**Task directions**:
Output every entry exactly as given.

**Data for this task**:
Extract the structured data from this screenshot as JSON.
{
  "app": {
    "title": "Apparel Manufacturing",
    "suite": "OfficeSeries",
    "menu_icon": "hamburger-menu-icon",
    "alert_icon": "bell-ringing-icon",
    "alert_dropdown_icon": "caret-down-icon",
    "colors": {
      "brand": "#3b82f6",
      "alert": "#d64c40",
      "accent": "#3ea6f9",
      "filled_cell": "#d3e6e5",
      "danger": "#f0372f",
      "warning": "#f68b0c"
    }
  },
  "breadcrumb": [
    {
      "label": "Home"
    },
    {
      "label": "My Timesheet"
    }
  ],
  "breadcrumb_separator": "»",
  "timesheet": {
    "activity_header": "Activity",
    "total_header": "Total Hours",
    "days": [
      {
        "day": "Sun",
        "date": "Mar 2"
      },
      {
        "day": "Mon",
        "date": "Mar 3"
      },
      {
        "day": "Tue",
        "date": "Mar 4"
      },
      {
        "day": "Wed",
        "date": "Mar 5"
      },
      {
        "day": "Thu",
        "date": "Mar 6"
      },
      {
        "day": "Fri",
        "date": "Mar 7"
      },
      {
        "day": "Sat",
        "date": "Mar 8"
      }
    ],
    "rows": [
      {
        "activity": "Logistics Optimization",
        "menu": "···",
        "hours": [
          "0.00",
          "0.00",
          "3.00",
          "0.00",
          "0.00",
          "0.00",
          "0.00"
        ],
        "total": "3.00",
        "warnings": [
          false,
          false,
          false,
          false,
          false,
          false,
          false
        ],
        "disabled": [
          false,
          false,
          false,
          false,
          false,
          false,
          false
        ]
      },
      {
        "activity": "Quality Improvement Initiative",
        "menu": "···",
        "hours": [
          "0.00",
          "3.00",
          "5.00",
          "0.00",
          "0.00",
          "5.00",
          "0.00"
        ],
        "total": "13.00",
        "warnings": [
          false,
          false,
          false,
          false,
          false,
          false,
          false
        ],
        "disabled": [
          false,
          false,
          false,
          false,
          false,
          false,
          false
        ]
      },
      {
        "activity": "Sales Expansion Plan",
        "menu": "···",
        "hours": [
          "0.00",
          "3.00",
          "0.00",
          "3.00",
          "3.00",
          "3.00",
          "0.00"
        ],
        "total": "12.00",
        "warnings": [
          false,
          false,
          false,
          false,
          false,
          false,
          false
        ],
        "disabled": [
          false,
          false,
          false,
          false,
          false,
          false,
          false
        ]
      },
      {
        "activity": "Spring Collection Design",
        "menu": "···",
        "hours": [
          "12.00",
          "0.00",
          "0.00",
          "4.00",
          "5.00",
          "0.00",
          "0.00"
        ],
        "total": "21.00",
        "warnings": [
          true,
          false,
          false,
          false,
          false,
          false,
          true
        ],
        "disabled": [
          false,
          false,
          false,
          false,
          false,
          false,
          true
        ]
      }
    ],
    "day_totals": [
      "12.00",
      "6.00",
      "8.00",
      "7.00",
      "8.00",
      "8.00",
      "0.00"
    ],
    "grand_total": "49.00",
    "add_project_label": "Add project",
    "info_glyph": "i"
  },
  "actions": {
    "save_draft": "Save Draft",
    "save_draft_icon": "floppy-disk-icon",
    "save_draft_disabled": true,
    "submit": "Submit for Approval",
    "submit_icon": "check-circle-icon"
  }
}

**Your solution**:
Extract the structured data from this screenshot as JSON.
{
  "app": {
    "title": "Apparel Manufacturing",
    "suite": "OfficeSeries",
    "menu_icon": "hamburger-menu-icon",
    "alert_icon": "bell-ringing-icon",
    "alert_dropdown_icon": "caret-down-icon",
    "colors": {
      "brand": "#3b82f6",
      "alert": "#d64c40",
      "accent": "#3ea6f9",
      "filled_cell": "#d3e6e5",
      "danger": "#f0372f",
      "warning": "#f68b0c"
    }
  },
  "breadcrumb": [
    {
      "label": "Home"
    },
    {
      "label": "My Timesheet"
    }
  ],
  "breadcrumb_separator": "»",
  "timesheet": {
    "activity_header": "Activity",
    "total_header": "Total Hours",
    "days": [
      {
        "day": "Sun",
        "date": "Mar 2"
      },
      {
        "day": "Mon",
        "date": "Mar 3"
      },
      {
        "day": "Tue",
        "date": "Mar 4"
      },
      {
        "day": "Wed",
        "date": "Mar 5"
      },
      {
        "day": "Thu",
        "date": "Mar 6"
      },
      {
        "day": "Fri",
        "date": "Mar 7"
      },
      {
        "day": "Sat",
        "date": "Mar 8"
      }
    ],
    "rows": [
      {
        "activity": "Logistics Optimization",
        "menu": "···",
        "hours": [
          "0.00",
          "0.00",
          "3.00",
          "0.00",
          "0.00",
          "0.00",
          "0.00"
        ],
        "total": "3.00",
        "warnings": [
          false,
          false,
          false,
          false,
          false,
          false,
          false
        ],
        "disabled": [
          false,
          false,
          false,
          false,
          false,
          false,
          false
        ]
      },
      {
        "activity": "Quality Improvement Initiative",
        "menu": "···",
        "hours": [
          "0.00",
          "3.00",
          "5.00",
          "0.00",
          "0.00",
          "5.00",
          "0.00"
        ],
        "total": "13.00",
        "warnings": [
          false,
          false,
          false,
          false,
          false,
          false,
          false
        ],
        "disabled": [
          false,
          false,
          false,
          false,
          false,
          false,
          false
        ]
      },
      {
        "activity": "Sales Expansion Plan",
        "menu": "···",
        "hours": [
          "0.00",
          "3.00",
          "0.00",
          "3.00",
          "3.00",
          "3.00",
          "0.00"
        ],
        "total": "12.00",
        "warnings": [
          false,
          false,
          false,
          false,
          false,
          false,
          false
        ],
        "disabled": [
          false,
          false,
          false,
          false,
          false,
          false,
          false
        ]
      },
      {
        "activity": "Spring Collection Design",
        "menu": "···",
        "hours": [
          "12.00",
          "0.00",
          "0.00",
          "4.00",
          "5.00",
          "0.00",
          "0.00"
        ],
        "total": "21.00",
        "warnings": [
          true,
          false,
          false,
          false,
          false,
          false,
          true
        ],
        "disabled": [
          false,
          false,
          false,
          false,
          false,
          false,
          true
        ]
      }
    ],
    "day_totals": [
      "12.00",
      "6.00",
      "8.00",
      "7.00",
      "8.00",
      "8.00",
      "0.00"
    ],
    "grand_total": "49.00",
    "add_project_label": "Add project",
    "info_glyph": "i"
  },
  "actions": {
    "save_draft": "Save Draft",
    "save_draft_icon": "floppy-disk-icon",
    "save_draft_disabled": true,
    "submit": "Submit for Approval",
    "submit_icon": "check-circle-icon"
  }
}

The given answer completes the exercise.